Iran's nuclear stockpile grows but not yet in "danger zone"
By Fredrik Dahl
VIENNA (Reuters) - An increase in Iran's higher-grade uranium stockpile is worrying but may arise from a bottleneck in making reactor fuel rather than a bid to quickly accumulate material that could be used for nuclear weapons, diplomats and experts say.
The issue of when and how fast Iran might be able to build an atomic bomb if it chose to do so is closely watched in the West because it could determine any decision by Israel to launch pre-emptive strikes against the Islamic Republic.
Tehran's move this year to use a big part of its most sensitive material - which could otherwise be turned into bomb-grade uranium - for civilian fuel purposes helped ease intense speculation of an imminent attack by the Jewish state.
But tension may soon flare again if Iran's holding were to rapidly approach an amount that would be enough for a weapon, either by stepping up output of higher-enriched uranium or by no longer using the material to produce reactor fuel, or both.
"The question is, at what point do they cross the critical point ... when we enter the danger zone?" one senior diplomatic source said. "Will they decide to voluntarily decide to stay clear of that point?"
A U.N. nuclear watchdog report issued this month showed that Iran in late September suddenly stopped converting uranium gas enriched to a fissile concentration of 20 percent into oxide powder to make fuel for a medical research reactor in Tehran.
Because Iran's enrichment work at the same time continued unabated, the halt meant that its stockpile of the higher-grade uranium rose by nearly 50 percent to 135 kg in November compared with the level in the previous quarterly report in August.
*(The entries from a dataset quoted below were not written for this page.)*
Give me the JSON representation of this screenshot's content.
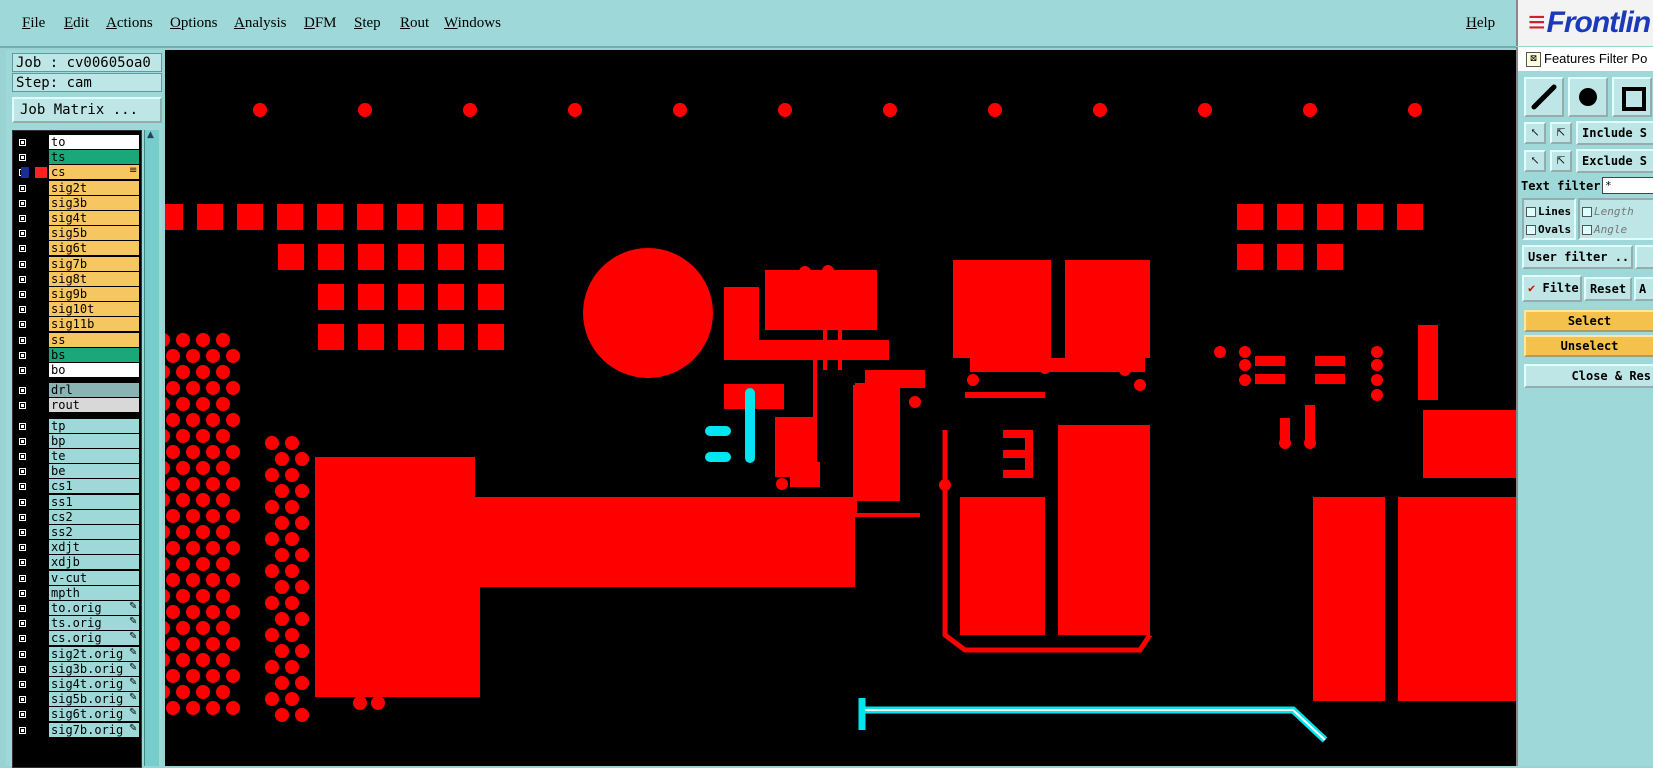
{
  "menu": {
    "items": [
      "File",
      "Edit",
      "Actions",
      "Options",
      "Analysis",
      "DFM",
      "Step",
      "Rout",
      "Windows"
    ],
    "help": "Help",
    "logo": "Frontlin"
  },
  "job": {
    "job_label": "Job : cv00605oa0",
    "step_label": "Step: cam",
    "matrix_button": "Job Matrix ..."
  },
  "layers": [
    {
      "name": "to",
      "bg": "#ffffff"
    },
    {
      "name": "ts",
      "bg": "#1aa77a"
    },
    {
      "name": "cs",
      "bg": "#f6c760",
      "active": true
    },
    {
      "name": "sig2t",
      "bg": "#f6c760"
    },
    {
      "name": "sig3b",
      "bg": "#f6c760"
    },
    {
      "name": "sig4t",
      "bg": "#f6c760"
    },
    {
      "name": "sig5b",
      "bg": "#f6c760"
    },
    {
      "name": "sig6t",
      "bg": "#f6c760"
    },
    {
      "name": "sig7b",
      "bg": "#f6c760"
    },
    {
      "name": "sig8t",
      "bg": "#f6c760"
    },
    {
      "name": "sig9b",
      "bg": "#f6c760"
    },
    {
      "name": "sig10t",
      "bg": "#f6c760"
    },
    {
      "name": "sig11b",
      "bg": "#f6c760"
    },
    {
      "name": "ss",
      "bg": "#f6c760"
    },
    {
      "name": "bs",
      "bg": "#1aa77a"
    },
    {
      "name": "bo",
      "bg": "#ffffff"
    },
    {
      "name": "drl",
      "bg": "#8ab3b3",
      "gap": true
    },
    {
      "name": "rout",
      "bg": "#d8d8d8"
    },
    {
      "name": "tp",
      "bg": "#9fd8d8",
      "gap": true
    },
    {
      "name": "bp",
      "bg": "#9fd8d8"
    },
    {
      "name": "te",
      "bg": "#9fd8d8"
    },
    {
      "name": "be",
      "bg": "#9fd8d8"
    },
    {
      "name": "cs1",
      "bg": "#9fd8d8"
    },
    {
      "name": "ss1",
      "bg": "#9fd8d8"
    },
    {
      "name": "cs2",
      "bg": "#9fd8d8"
    },
    {
      "name": "ss2",
      "bg": "#9fd8d8"
    },
    {
      "name": "xdjt",
      "bg": "#9fd8d8"
    },
    {
      "name": "xdjb",
      "bg": "#9fd8d8"
    },
    {
      "name": "v-cut",
      "bg": "#9fd8d8"
    },
    {
      "name": "mpth",
      "bg": "#9fd8d8"
    },
    {
      "name": "to.orig",
      "bg": "#9fd8d8",
      "link": true
    },
    {
      "name": "ts.orig",
      "bg": "#9fd8d8",
      "link": true
    },
    {
      "name": "cs.orig",
      "bg": "#9fd8d8",
      "link": true
    },
    {
      "name": "sig2t.orig",
      "bg": "#9fd8d8",
      "link": true
    },
    {
      "name": "sig3b.orig",
      "bg": "#9fd8d8",
      "link": true
    },
    {
      "name": "sig4t.orig",
      "bg": "#9fd8d8",
      "link": true
    },
    {
      "name": "sig5b.orig",
      "bg": "#9fd8d8",
      "link": true
    },
    {
      "name": "sig6t.orig",
      "bg": "#9fd8d8",
      "link": true
    },
    {
      "name": "sig7b.orig",
      "bg": "#9fd8d8",
      "link": true
    }
  ],
  "popup": {
    "title": "Features Filter Po",
    "include": "Include S",
    "exclude": "Exclude S",
    "text_filter_label": "Text filter",
    "text_filter_value": "*",
    "lines": "Lines",
    "ovals": "Ovals",
    "length": "Length",
    "angle": "Angle",
    "user_filter": "User filter ...",
    "filter": "Filter",
    "reset": "Reset",
    "a": "A",
    "select": "Select",
    "unselect": "Unselect",
    "close": "Close & Res"
  },
  "colors": {
    "copper": "#ff0000",
    "highlight": "#00e5ef",
    "canvas_bg": "#000000",
    "panel_bg": "#9fd8d8"
  }
}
"It is very puzzling," said one intelligence official from a country which suspects Iran is seeking to develop a nuclear weapons capability, a charge Tehran denies, about the finding reported by the U.N. International Atomic Energy Agency (IAEA). Continued...